A circular motte standing to the south west of two baileys, is surrounded except to the south, by an almost dry ditch. It stands some 5.0m above the ditch and measures some 16.0m across the flat top. The ditch is 1.8m deep.
The two baileys are almost ploughed out but the first one is represented by a scarp slope on the south side and a vague ragged scarp on the north side. Enough remains to be able to see that the overall size of this bailey was approximately 0.12 hectares. The second adjoining bailey is marked by a scarp on all sides except the south and covered approx 0.24 hectares.
Aerial photographs show that the motte is obscured by trees, but traces of the baileys are visible as earthworks. The castle is sited next to a road down from the Portway, which crosses the Long Mynd, avoiding the heavily wooded valleys and their streams. The route was still in use throughout the Roman and post Roman period and was recognised as a Kings Highway in the Middle Ages. It declined with the coming of the railways although it is still used today as a bridleway. Along the route of the Portway are small round burial mounds and cross dykes. Some are known to be later than the track and may even be some form of route marker.
Importance of the Monuments
Motte and bailey castles are medieval fortifications introduced into Britain by the Norrnans. They comprised a large conical mound of earth or rubble, the motte, surmounted by a palisade and a stone or timber tower. In a majority of examples an embanked enclosure containing additional buildings, the bailey, adjoined the motte. Motte castles and motte-and-bailey castles acted as garrison forts during offensive military operations, as strongholds, and, in many cases, as aristocratic residences and as centres of local or royal administration. Built in towns, villages and open countryside, motte and bailey castles generally occupied strategic positions dominating their immediate locality and, as a result, are the most visually impressive monuments of the early post-Conquest period surviving in the modern landscape. Over 600 motte castles or motte-and-bailey castles are recorded nationally, with examples known from most regions. As one of a restricted range of recognised early post-Conquest monuments, they are particularly important for the study of Norman Britain and the development of the feudal system. Although many were occupied for only a short period of time, motte castles continued to be built and occupied from the 11th to the 13th centuries, after which they were superseded by other types of castle.
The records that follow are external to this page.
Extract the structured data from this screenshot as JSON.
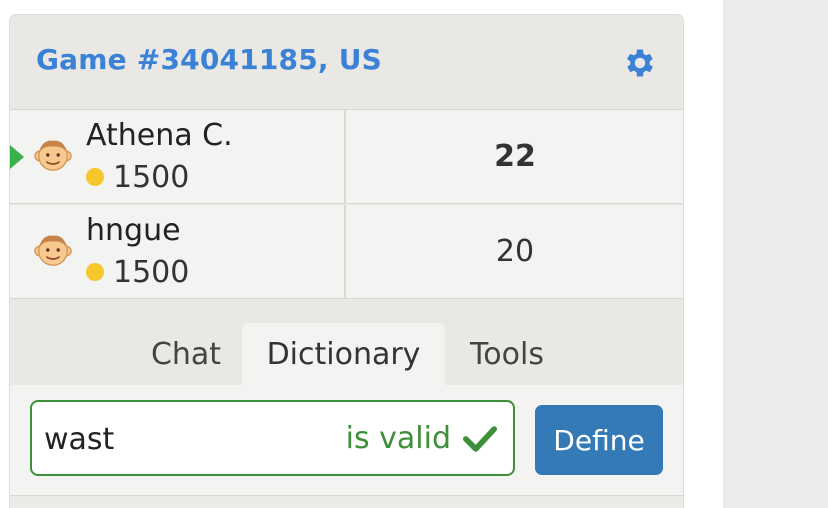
{
  "game": {
    "title": "Game #34041185, US"
  },
  "players": [
    {
      "name": "Athena C.",
      "rating": "1500",
      "score": "22",
      "active": true
    },
    {
      "name": "hngue",
      "rating": "1500",
      "score": "20",
      "active": false
    }
  ],
  "tabs": [
    {
      "label": "Chat"
    },
    {
      "label": "Dictionary",
      "selected": true
    },
    {
      "label": "Tools"
    }
  ],
  "dictionary": {
    "word": "wast",
    "status": "is valid",
    "define_label": "Define"
  },
  "icons": {
    "settings": "gear-icon",
    "avatar": "smiling-face-icon",
    "coin": "coin-icon",
    "valid": "check-icon"
  },
  "colors": {
    "accent": "#3b82d6",
    "valid": "#3f8f3a",
    "define_button": "#337ab7",
    "turn_indicator": "#3ab14a",
    "coin": "#f5c72c"
  }
}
Castle Pulverbatch motte and bailey castle survives well and is one of the finest examples of its class in the county. The substantial motte and the bailey earthworks will contain valuable archaeological information concerning its method of construction and evidence relating to the occupation of the castle. The interiors of the motte and of both baileys appear undisturbed and will contain valuable stratified archaeological information relating to the date, character and occupation of the buildings which once stood upon the motte and within the baileys. The castle is a substantial example, which is believed to have been in use far only a short period between 1086 and l202 and to have subsequently remained deserted. The early archaeological remains will therefore be undisturbed by any later occupation of the site and will be of’ particular value. Environmental evidence relating to the landscape in which the monument was constructed and the economy of the period will be preserved sealed on the old land surface beneath the motte and the bailey ramparts and in the fill of the various ditches.
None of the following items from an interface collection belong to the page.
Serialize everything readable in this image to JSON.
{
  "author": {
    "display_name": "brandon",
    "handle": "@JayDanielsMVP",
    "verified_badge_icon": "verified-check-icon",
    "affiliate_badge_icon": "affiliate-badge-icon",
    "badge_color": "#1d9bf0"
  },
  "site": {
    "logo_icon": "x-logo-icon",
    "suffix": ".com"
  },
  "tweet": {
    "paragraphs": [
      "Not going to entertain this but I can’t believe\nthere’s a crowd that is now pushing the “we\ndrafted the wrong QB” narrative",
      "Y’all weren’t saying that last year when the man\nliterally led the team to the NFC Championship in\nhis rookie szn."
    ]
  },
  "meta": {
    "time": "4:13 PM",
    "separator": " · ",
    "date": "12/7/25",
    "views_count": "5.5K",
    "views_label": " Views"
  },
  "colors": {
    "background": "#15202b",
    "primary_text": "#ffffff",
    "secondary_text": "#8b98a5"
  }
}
Such motte and bailey castles also contribute valuable information relating to the settlement pattern, social structure and administrative organisation of the countryside during the early medieval period.